“I called on the Holy Spirt to ‘carry out the blessing’. I said to the Holy Spirit: ‘I realize that there is some pride and ego speaking, but I want to finish this race!. These our your legs Lord, so, please, heal my legs to that I can finish this race – many are praying and supporting this.’  Well, the Holy Spirit came through…  it took some time and much pain to keep moving, but the legs un-seized enough so that I could keep moving and finish. I could even muster a bit of a ‘sprint’ at the finish line – for the sake of finishing well for the crowd.”

The bishop crossed the finish line just under nine-and-a-half hours after embarking on the run. Of the 159 participants registered for the “Beaver Flat 50,” 89 completed the race.

Hagemoen donned an orange shirt as he finished the run, a sign of solidarity and support for those who attended residential schools, and for ongoing healing and reconciliation efforts.

In addition to the negotiation with the Holy Spirit during his moment of crisis on the run, the bishop reported that he prayed five rosaries during the event, with a recurring reflection on the similarities between a runner embarking on a difficult trek and the long and hard process of healing and reconciliation.

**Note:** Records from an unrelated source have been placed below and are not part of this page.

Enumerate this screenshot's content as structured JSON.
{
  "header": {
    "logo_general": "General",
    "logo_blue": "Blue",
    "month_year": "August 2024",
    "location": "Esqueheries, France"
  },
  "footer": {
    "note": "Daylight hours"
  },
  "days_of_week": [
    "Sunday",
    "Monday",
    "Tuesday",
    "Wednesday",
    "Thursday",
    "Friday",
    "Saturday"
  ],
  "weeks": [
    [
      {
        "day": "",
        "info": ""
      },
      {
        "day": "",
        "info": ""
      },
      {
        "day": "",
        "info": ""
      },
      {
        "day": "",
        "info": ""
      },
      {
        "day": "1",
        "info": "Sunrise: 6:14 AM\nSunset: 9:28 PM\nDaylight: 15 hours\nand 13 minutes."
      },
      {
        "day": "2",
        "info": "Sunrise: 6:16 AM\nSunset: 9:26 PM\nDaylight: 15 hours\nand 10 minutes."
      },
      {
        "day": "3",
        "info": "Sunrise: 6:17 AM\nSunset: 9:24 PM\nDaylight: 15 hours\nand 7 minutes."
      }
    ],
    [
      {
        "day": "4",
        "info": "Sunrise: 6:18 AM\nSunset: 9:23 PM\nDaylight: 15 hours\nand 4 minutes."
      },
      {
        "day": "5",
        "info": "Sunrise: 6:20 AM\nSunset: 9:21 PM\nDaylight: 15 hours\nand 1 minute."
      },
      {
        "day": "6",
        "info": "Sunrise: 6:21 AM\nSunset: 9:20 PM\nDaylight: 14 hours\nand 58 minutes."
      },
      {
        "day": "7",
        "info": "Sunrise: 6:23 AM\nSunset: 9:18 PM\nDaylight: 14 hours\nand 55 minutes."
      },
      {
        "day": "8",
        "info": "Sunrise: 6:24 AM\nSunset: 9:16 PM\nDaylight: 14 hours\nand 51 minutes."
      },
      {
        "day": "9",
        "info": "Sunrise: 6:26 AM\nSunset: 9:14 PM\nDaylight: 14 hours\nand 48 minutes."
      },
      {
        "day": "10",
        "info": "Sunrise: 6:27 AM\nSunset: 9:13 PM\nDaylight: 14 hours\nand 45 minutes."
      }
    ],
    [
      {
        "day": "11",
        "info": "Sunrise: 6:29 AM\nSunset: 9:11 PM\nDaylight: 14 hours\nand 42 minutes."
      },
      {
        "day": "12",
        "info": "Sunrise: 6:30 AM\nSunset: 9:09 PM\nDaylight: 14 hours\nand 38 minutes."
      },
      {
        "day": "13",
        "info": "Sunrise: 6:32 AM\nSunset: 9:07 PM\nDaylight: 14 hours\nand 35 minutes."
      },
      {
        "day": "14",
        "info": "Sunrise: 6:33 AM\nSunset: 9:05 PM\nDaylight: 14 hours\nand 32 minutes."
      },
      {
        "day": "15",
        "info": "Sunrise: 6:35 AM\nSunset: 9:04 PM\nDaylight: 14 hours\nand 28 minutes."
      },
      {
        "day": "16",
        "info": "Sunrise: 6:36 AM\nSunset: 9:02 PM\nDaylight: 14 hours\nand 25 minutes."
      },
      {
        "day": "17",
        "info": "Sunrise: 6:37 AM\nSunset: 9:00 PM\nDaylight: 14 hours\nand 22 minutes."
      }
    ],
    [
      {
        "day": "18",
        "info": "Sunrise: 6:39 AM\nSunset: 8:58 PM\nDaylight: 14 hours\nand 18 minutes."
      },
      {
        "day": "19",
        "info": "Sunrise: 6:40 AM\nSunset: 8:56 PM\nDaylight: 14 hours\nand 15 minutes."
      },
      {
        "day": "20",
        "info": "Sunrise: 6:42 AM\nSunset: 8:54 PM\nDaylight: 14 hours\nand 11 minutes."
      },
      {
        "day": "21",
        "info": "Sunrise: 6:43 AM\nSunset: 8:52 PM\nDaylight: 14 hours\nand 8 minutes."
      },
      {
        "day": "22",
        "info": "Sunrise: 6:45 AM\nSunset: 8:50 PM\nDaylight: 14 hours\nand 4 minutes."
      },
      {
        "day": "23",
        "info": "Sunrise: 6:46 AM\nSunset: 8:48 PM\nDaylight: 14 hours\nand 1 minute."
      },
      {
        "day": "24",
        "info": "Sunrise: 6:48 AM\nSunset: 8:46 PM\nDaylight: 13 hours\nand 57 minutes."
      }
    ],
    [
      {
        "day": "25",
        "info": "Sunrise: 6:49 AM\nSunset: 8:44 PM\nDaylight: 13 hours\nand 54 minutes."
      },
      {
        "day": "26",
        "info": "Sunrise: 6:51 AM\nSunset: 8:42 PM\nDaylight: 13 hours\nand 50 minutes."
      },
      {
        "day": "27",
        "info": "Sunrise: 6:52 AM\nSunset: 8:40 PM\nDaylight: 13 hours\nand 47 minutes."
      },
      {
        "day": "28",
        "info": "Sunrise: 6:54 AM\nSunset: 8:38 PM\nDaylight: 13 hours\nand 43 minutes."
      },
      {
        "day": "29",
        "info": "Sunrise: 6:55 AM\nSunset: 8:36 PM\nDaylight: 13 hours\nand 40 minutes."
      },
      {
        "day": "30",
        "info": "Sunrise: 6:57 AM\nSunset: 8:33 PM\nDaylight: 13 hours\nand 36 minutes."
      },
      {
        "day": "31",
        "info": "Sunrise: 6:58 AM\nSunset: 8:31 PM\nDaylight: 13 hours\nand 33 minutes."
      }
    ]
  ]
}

The province-wide fund-raising Catholic TRC Healing Response appeal was launched by the Catholic Bishops of Saskatchewan to “support Residential School survivors and their communities, and to engage more deeply in our own ongoing commitment and response to the Truth and Reconciliation process,”  through consultation and collaboration with Survivors, Elders, Knowledge Keepers, Chiefs, and other affected community members. To learn more or to make a gift, go to:

“I extend my genuine thanks to members of Immaculate Heart of Mary Parish in Elrose, SK, for their generosity and effort in arranging the trip and providing accommodations to enable me to take on the challenge of the 50-km Trek – including Irene Brown and Gerald MercierJim and Fr. Habila Musa,” said Bishop Mark Hagemoen. “I also want to thank Reagan King for volunteering his time to drive the racers to-and-from the event, and for providing vital aid station support on the course.”

For more information on the Truth and Reconciliation Healing Fund, please visit



(Editor’s Note:  Reagan King was the volunteer “driver and support person” for Bishop Mark Hagemoen and Jerome Montpetit on Sept. 18, assisting and enabling them to tackle the recent 50-km “Beaver Flat 50” event. A law student at the University of Saskatchewan, King also works part-time at the Catholic Pastoral Centre.)